By Doug Stanglin and Michael Winter, USATODAY.COM
The pair allegedly intended to use the radiation-emitting device against ‘enemies of Israel.’
A Ku Klux Klansman working for General Electric and an accomplice are facing terrorism charges in Upstate New York for allegedly planning to build a mobile X-ray weapon to kill Muslims and other “enemies of Israel,” federal authorities announced Wednesday.
Glendon Scott Crawford, 49, of Galway, N.Y., and Eric J. Feight, 54, of Hudson, N.Y., were charged with conspiracy to provide material support to terrorists, which carries a maximum prison term of 15 years, U.S. Attorney Richard Hartunian said. They were due in federal court in Albany on Wednesday.
Crawford, an industrial mechanic with GE, claimed the “Hiroshima on a light switch” device could fit in a van, be triggered remotely and deliver lethal doses of ionizing radiation that would kill its targets as they slept, the complaint stated. Feight allegedly agreed to build the electronic controls.
Their target was the Muslim community, the complaint stated, and they had successfully tested the remote trigger from about a half-mile away.
Crawford, a married father of three, is a member of the United Northern and Southern Knights of the Ku Klux Klan, the criminal complaint said. In disrupting the alleged plot, undercover agents posed as Klansmen in North Carolina who offered to finance and buy the device, which the FBI said was constructed but never operable or a public danger.
Crawford is also listed on Tea Party Patriots as the “coordinator” of Americans Demanding Liberty and Freedom, which was founded in April 2009 in Galway.
Feight works for a GE contractor in Columbia County, authorities said. He formerly was employed as a computer software expert and project engineer for Smith Control Systems, in Hudson, the Albany Times-Union reported in its detailed account.

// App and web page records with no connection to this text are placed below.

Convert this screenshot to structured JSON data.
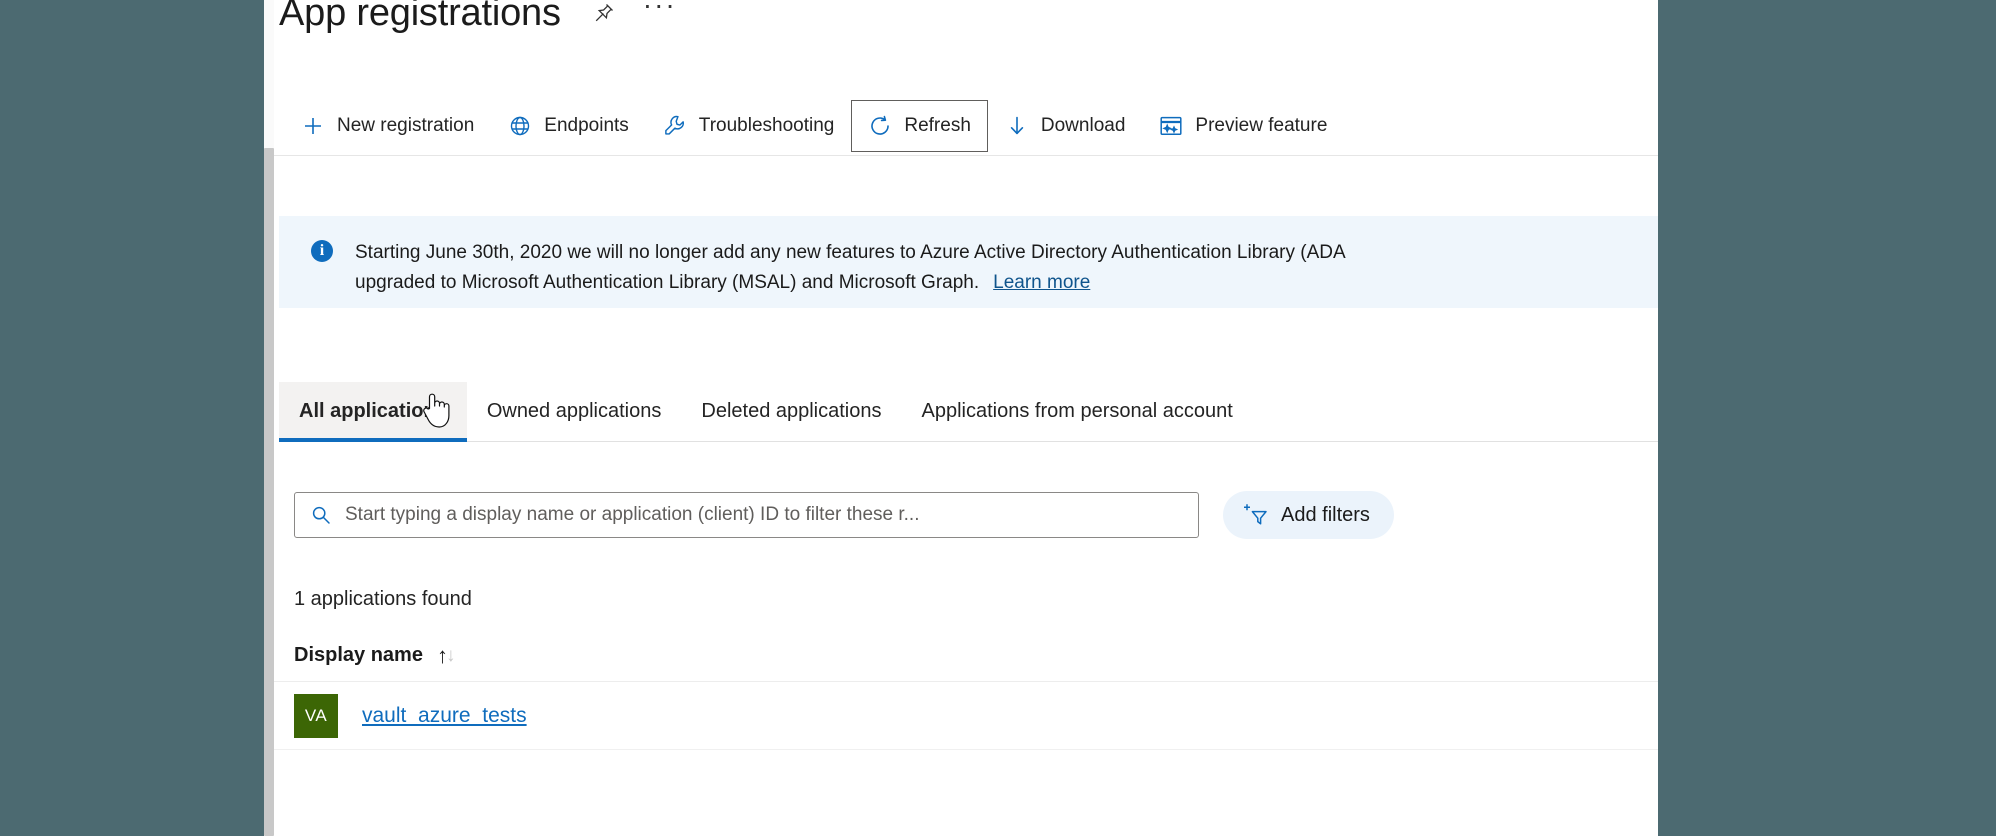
{
  "header": {
    "title": "App registrations",
    "pin_icon": "pin-icon",
    "more_icon": "ellipsis-icon"
  },
  "toolbar": {
    "items": [
      {
        "label": "New registration",
        "icon": "plus-icon",
        "focused": false
      },
      {
        "label": "Endpoints",
        "icon": "globe-icon",
        "focused": false
      },
      {
        "label": "Troubleshooting",
        "icon": "wrench-icon",
        "focused": false
      },
      {
        "label": "Refresh",
        "icon": "refresh-icon",
        "focused": true
      },
      {
        "label": "Download",
        "icon": "download-arrow-icon",
        "focused": false
      },
      {
        "label": "Preview feature",
        "icon": "preview-features-icon",
        "focused": false
      }
    ]
  },
  "banner": {
    "icon": "info-icon",
    "line1": "Starting June 30th, 2020 we will no longer add any new features to Azure Active Directory Authentication Library (ADA",
    "line2": "upgraded to Microsoft Authentication Library (MSAL) and Microsoft Graph.",
    "link": "Learn more"
  },
  "tabs": [
    {
      "label": "All applications",
      "active": true
    },
    {
      "label": "Owned applications",
      "active": false
    },
    {
      "label": "Deleted applications",
      "active": false
    },
    {
      "label": "Applications from personal account",
      "active": false
    }
  ],
  "search": {
    "icon": "search-icon",
    "placeholder": "Start typing a display name or application (client) ID to filter these r...",
    "value": ""
  },
  "add_filters": {
    "label": "Add filters",
    "icon": "add-filter-icon"
  },
  "results": {
    "count_text": "1 applications found",
    "columns": [
      {
        "label": "Display name",
        "sortable": true,
        "sort_icon": "sort-ascending-icon"
      }
    ],
    "rows": [
      {
        "avatar_initials": "VA",
        "avatar_color": "#3C6605",
        "display_name": "vault_azure_tests"
      }
    ]
  },
  "colors": {
    "accent": "#0f6cbd",
    "banner_bg": "#eff6fc",
    "active_tab_bg": "#f3f2f1",
    "page_bg": "#4C6A71",
    "link": "#0f6cbd"
  },
  "cursor": {
    "type": "pointing-hand-cursor"
  }
}
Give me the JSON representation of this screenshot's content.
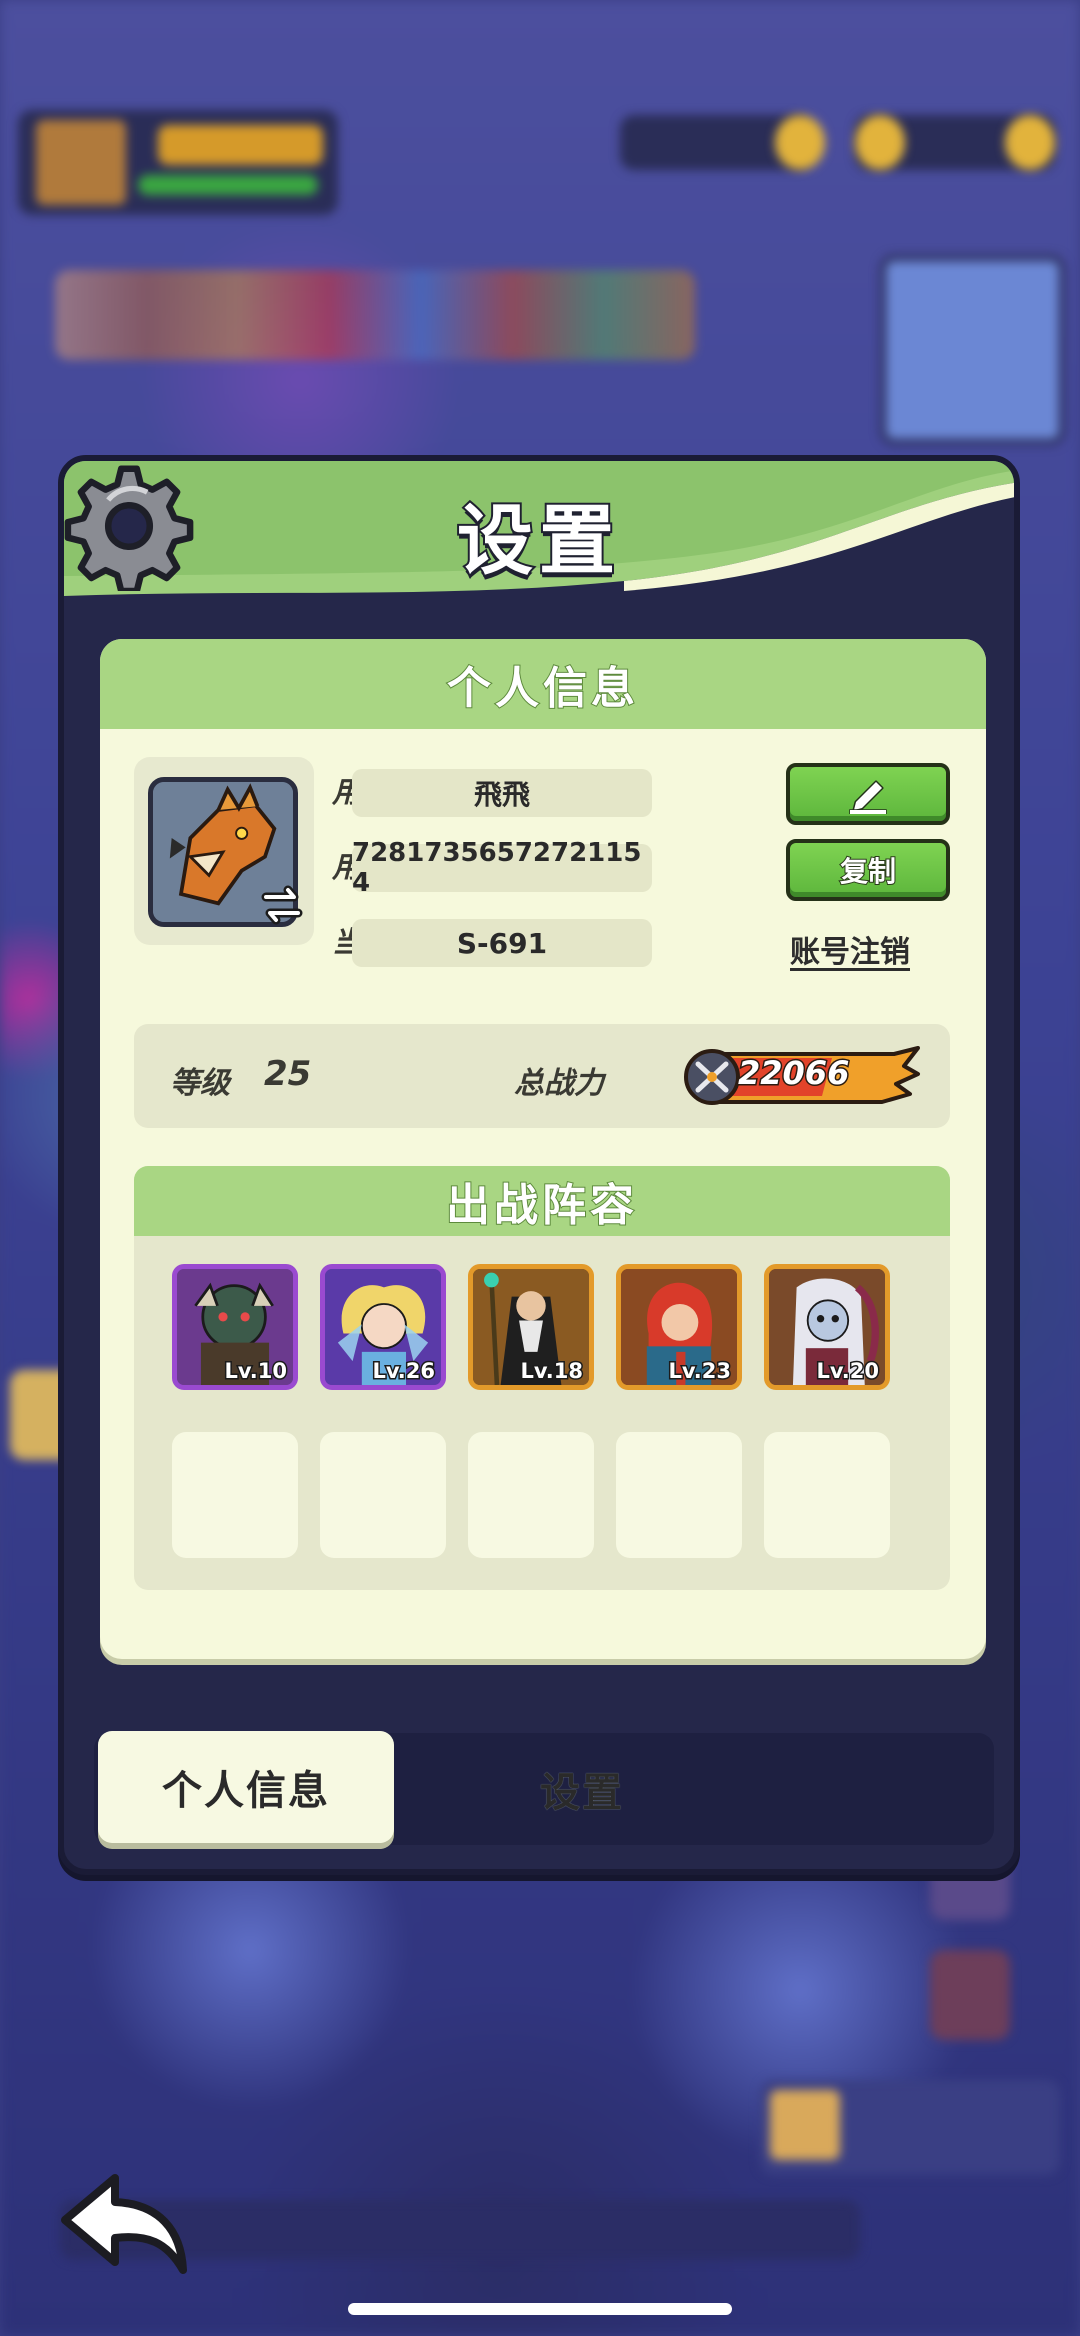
{
  "panel": {
    "title": "设置",
    "card_header": "个人信息"
  },
  "profile": {
    "nickname_label": "用户昵称",
    "nickname_value": "飛飛",
    "id_label": "用户 ID",
    "id_value": "7281735657272115 4",
    "server_label": "当前区服",
    "server_value": "S-691",
    "copy_button": "复制",
    "delete_account_link": "账号注销"
  },
  "stats": {
    "level_label": "等级",
    "level_value": "25",
    "power_label": "总战力",
    "power_value": "22066"
  },
  "lineup": {
    "title": "出战阵容",
    "heroes": [
      {
        "level": "Lv.10",
        "rarity": "purple"
      },
      {
        "level": "Lv.26",
        "rarity": "purple"
      },
      {
        "level": "Lv.18",
        "rarity": "gold"
      },
      {
        "level": "Lv.23",
        "rarity": "gold"
      },
      {
        "level": "Lv.20",
        "rarity": "gold"
      }
    ]
  },
  "tabs": {
    "active": "个人信息",
    "inactive": "设置"
  },
  "icons": {
    "gear": "gear-icon",
    "edit": "pencil-icon",
    "swap": "swap-icon",
    "power": "crossed-swords-icon",
    "back": "back-arrow-icon"
  },
  "colors": {
    "header_green": "#a9d683",
    "button_green": "#6cc447",
    "card_cream": "#f6f9dc",
    "panel_dark": "#25274a"
  }
}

Up to six unidentified people, including another GE employee, were assisting Crawford, and some may have known his intentions, according to an FBI affidavit.
GE said in a statement that the company has “no reason to believe the act took place on GE property nor is there any information indicating that our employees’ safety was ever compromised. Since this incident, Mr. Crawford has been suspended. We are cooperating fully with the authorities on their investigation.”
In April 2012, authorities were notified that Crawford had gone to an Albany-area synagogue and and contacted a local Jewish organizations “seeking out individuals who might offer assistance in helping him with a type of technology that could be used against people he perceived as enemies of Israel” and the United States. He called these perceived enemies and Muslims “medical waste” and “scumbags.”
Crawford told an informant he planned to buy or build a battery-powered, industrial-strength X-ray device and hoped to land a part-time job in a metal shop with X-ray tubes, according to the complaint.
A year later — April 15, the day of the Boston Marathon bombings — Crawford said in an e-mail exchange monitored by the FBI that he had found a power supply. He railed against President Obama, whom he derided as “your treasoness bedwetting maggot in chief,” for “bringing the muzzies here without background checks.”
Crawford was aware that authorities might monitor his cellphone, e-mail and text messages — which they did with search warrants — so he used pseudonyms and code words.
Hartunian, the U.S. attorney, said the case “demonstrates how we must remain vigilant to detect and stop potential terrorists, who so often harbor hatred toward people they deem undesirable.”
Source usatoday.com 9:02 p.m. EDT June 19, 2013